Healing of the Servant:  Matthew 8:10-13.

 

[10]  When Jesus heard this, he marveled and said to those who followed him, "Truly, I tell you, with no one in Israel have I found such faith. [11]  I tell you, many will come from east and west and recline at table with Abraham, Isaac, and Jacob in the kingdom of heaven, [12]  while the sons of the kingdom will be thrown into the outer darkness. In that place there will be weeping and gnashing of teeth." [13]  And to the centurion Jesus said, "Go; let it be done for you as you have believed." And the servant was healed at that very moment.  [ESV]

 

[10-13]  “Since the officer is a Gentile, his astonishing faith becomes an opportunity to teach. Jesus turns to those who are following Him, which likely includes both the inner circle and others who are less committed to Jesus. He tells these followers the shocking news that He has not encountered faith such as this Gentile officer’s anywhere in Israel. He then speaks of the future kingdom as a time when many from the east and the west will recline with Abraham and the patriarchs, enjoying the great eschatological feast. Jesus’s prediction is reminiscent of biblical teaching on the gathering of Israel from all over the earth and the future worship of God by Gentiles all over the earth. In striking contrast to the eschatological bliss shared with the patriarchs, the sons of the kingdom will be excluded and punished. Sons of the kingdom is a Semitic idiom referring to those who would be the expected heirs to God’s eschatological blessings. Outer darkness refers to the removal of sinners to a place very far from the light of God’s gracious presence. Weeping and gnashing of teeth vividly portrays the unspeakable anguish of separation from God. This frightening imagery marks one of the most sobering moments of Matthew’s story of Jesus. The motif of eschatological reversal is present here, since God’s people who presently mourn and weep will do so no longer when they inherit the kingdom. Jesus now turns from addressing His evidently stunned followers to the centurion, whose surprising faith led to the shocking teaching of 8:10-12. He tells the man to go home since his request will be granted just as he believed. At this moment, as he expected, his servant is healed, not by touch, as in the case of the leper, but at a distance. As in a similar story in John 4:46-53, the precise timing and the distance are noted to underline the supernatural authority of Jesus.” [Turner, pp. 232-234]

 

Questions for Discussion:

 

1.         Think about how different the two people were who came to Jesus in these verses. What do we learn from Jesus concerning how we are to treat people no matter what their background is? Look at the different main characteristics that each one shows in coming to Jesus: courage for the leper; and humility for the centurion. What do we learn about how we should approach Jesus with our own needs?

 

2.         Consider how different our Lord’s methods were in dealing with these two people. What does this teach us about His character, His love, and His power? Think about what it would have meant to the leper for Jesus to have touched him. Here was a man whom society viewed as unclean, who was not allowed to be around other people. There is no telling how long it had been since the leper was touched by another person other than another leper, yet Jesus touches him. Then consider the centurion. An outcast in a different sense, being a Gentile approaching a Jewish teacher/healer. Look at the way Jesus adapts the way He deals with people based upon their background and needs. Pray that God will enable you to adapt your approach to people based upon their background and needs.

 

3.         What was so remarkable in the centurion’s faith as to elicit Christ’s great commendation in verse 10? Contrast John 4:48. Note how the statement of verses 11-12 anticipates the revolutionary developments recorded in Acts 13:45-48.

 

References:

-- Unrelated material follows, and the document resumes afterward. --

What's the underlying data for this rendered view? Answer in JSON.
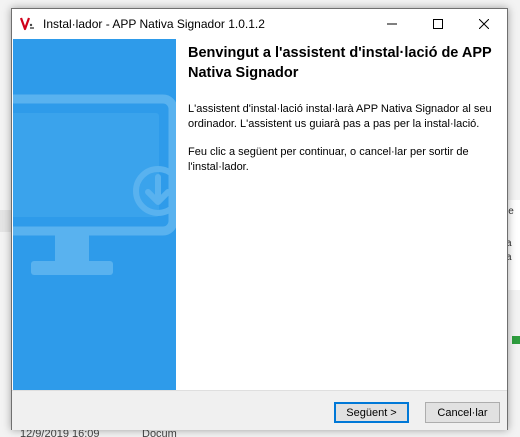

Matthew, volume 1, Daniel Doriani, P & R Publishing.

The Gospel of Matthew, Leon Morris, Eerdmans.

Matthew, David Turner, BENT, Baker.